**Exercise:** Each record is to be printed exactly as given, down to the last mark.

Website and app data records:
***

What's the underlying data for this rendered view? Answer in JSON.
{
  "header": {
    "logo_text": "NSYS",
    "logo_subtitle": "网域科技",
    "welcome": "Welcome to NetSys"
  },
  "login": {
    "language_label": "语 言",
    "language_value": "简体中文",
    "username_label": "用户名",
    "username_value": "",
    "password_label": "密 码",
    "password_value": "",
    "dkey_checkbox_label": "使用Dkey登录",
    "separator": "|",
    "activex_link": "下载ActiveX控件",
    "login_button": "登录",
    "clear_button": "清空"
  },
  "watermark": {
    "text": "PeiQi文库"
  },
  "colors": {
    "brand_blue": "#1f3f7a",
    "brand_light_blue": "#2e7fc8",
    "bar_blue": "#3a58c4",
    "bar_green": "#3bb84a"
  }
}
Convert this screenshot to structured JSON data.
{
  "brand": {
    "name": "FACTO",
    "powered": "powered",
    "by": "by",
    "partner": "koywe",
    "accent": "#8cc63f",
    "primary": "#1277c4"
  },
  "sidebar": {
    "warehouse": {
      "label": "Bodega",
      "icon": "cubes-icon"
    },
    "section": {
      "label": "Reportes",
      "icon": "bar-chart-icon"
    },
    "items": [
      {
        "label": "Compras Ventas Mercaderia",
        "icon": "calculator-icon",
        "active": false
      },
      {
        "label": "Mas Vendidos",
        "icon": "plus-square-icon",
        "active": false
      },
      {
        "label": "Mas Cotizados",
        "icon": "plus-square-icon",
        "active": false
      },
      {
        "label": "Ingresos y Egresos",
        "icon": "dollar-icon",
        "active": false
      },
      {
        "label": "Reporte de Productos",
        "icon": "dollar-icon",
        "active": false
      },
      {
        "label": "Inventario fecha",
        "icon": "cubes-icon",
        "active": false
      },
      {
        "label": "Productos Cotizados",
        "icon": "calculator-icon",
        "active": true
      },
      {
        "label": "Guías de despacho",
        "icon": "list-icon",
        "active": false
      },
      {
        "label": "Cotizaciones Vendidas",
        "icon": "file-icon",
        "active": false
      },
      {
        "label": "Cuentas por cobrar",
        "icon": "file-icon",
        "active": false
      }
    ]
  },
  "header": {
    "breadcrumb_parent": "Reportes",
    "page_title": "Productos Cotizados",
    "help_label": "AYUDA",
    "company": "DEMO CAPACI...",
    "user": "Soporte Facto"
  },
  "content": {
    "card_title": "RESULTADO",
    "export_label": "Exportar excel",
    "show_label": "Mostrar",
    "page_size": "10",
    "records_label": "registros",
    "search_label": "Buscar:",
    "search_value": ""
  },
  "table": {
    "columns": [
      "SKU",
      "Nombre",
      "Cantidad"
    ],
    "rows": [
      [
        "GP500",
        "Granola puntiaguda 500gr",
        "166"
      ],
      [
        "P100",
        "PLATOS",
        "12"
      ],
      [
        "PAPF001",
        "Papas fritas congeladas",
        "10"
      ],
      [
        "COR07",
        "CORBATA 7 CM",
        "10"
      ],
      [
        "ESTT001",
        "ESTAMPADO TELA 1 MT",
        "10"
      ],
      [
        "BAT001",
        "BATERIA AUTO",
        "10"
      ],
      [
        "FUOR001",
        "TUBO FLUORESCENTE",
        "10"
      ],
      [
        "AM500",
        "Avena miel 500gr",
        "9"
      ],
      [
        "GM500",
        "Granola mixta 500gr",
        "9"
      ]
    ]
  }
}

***

**Exercise output:**
What's the underlying data for this rendered view? Answer in JSON.
{
  "header": {
    "logo_text": "NSYS",
    "logo_subtitle": "网域科技",
    "welcome": "Welcome to NetSys"
  },
  "login": {
    "language_label": "语 言",
    "language_value": "简体中文",
    "username_label": "用户名",
    "username_value": "",
    "password_label": "密 码",
    "password_value": "",
    "dkey_checkbox_label": "使用Dkey登录",
    "separator": "|",
    "activex_link": "下载ActiveX控件",
    "login_button": "登录",
    "clear_button": "清空"
  },
  "watermark": {
    "text": "PeiQi文库"
  },
  "colors": {
    "brand_blue": "#1f3f7a",
    "brand_light_blue": "#2e7fc8",
    "bar_blue": "#3a58c4",
    "bar_green": "#3bb84a"
  }
}
Convert this screenshot to structured JSON data.
{
  "brand": {
    "name": "FACTO",
    "powered": "powered",
    "by": "by",
    "partner": "koywe",
    "accent": "#8cc63f",
    "primary": "#1277c4"
  },
  "sidebar": {
    "warehouse": {
      "label": "Bodega",
      "icon": "cubes-icon"
    },
    "section": {
      "label": "Reportes",
      "icon": "bar-chart-icon"
    },
    "items": [
      {
        "label": "Compras Ventas Mercaderia",
        "icon": "calculator-icon",
        "active": false
      },
      {
        "label": "Mas Vendidos",
        "icon": "plus-square-icon",
        "active": false
      },
      {
        "label": "Mas Cotizados",
        "icon": "plus-square-icon",
        "active": false
      },
      {
        "label": "Ingresos y Egresos",
        "icon": "dollar-icon",
        "active": false
      },
      {
        "label": "Reporte de Productos",
        "icon": "dollar-icon",
        "active": false
      },
      {
        "label": "Inventario fecha",
        "icon": "cubes-icon",
        "active": false
      },
      {
        "label": "Productos Cotizados",
        "icon": "calculator-icon",
        "active": true
      },
      {
        "label": "Guías de despacho",
        "icon": "list-icon",
        "active": false
      },
      {
        "label": "Cotizaciones Vendidas",
        "icon": "file-icon",
        "active": false
      },
      {
        "label": "Cuentas por cobrar",
        "icon": "file-icon",
        "active": false
      }
    ]
  },
  "header": {
    "breadcrumb_parent": "Reportes",
    "page_title": "Productos Cotizados",
    "help_label": "AYUDA",
    "company": "DEMO CAPACI...",
    "user": "Soporte Facto"
  },
  "content": {
    "card_title": "RESULTADO",
    "export_label": "Exportar excel",
    "show_label": "Mostrar",
    "page_size": "10",
    "records_label": "registros",
    "search_label": "Buscar:",
    "search_value": ""
  },
  "table": {
    "columns": [
      "SKU",
      "Nombre",
      "Cantidad"
    ],
    "rows": [
      [
        "GP500",
        "Granola puntiaguda 500gr",
        "166"
      ],
      [
        "P100",
        "PLATOS",
        "12"
      ],
      [
        "PAPF001",
        "Papas fritas congeladas",
        "10"
      ],
      [
        "COR07",
        "CORBATA 7 CM",
        "10"
      ],
      [
        "ESTT001",
        "ESTAMPADO TELA 1 MT",
        "10"
      ],
      [
        "BAT001",
        "BATERIA AUTO",
        "10"
      ],
      [
        "FUOR001",
        "TUBO FLUORESCENTE",
        "10"
      ],
      [
        "AM500",
        "Avena miel 500gr",
        "9"
      ],
      [
        "GM500",
        "Granola mixta 500gr",
        "9"
      ]
    ]
  }
}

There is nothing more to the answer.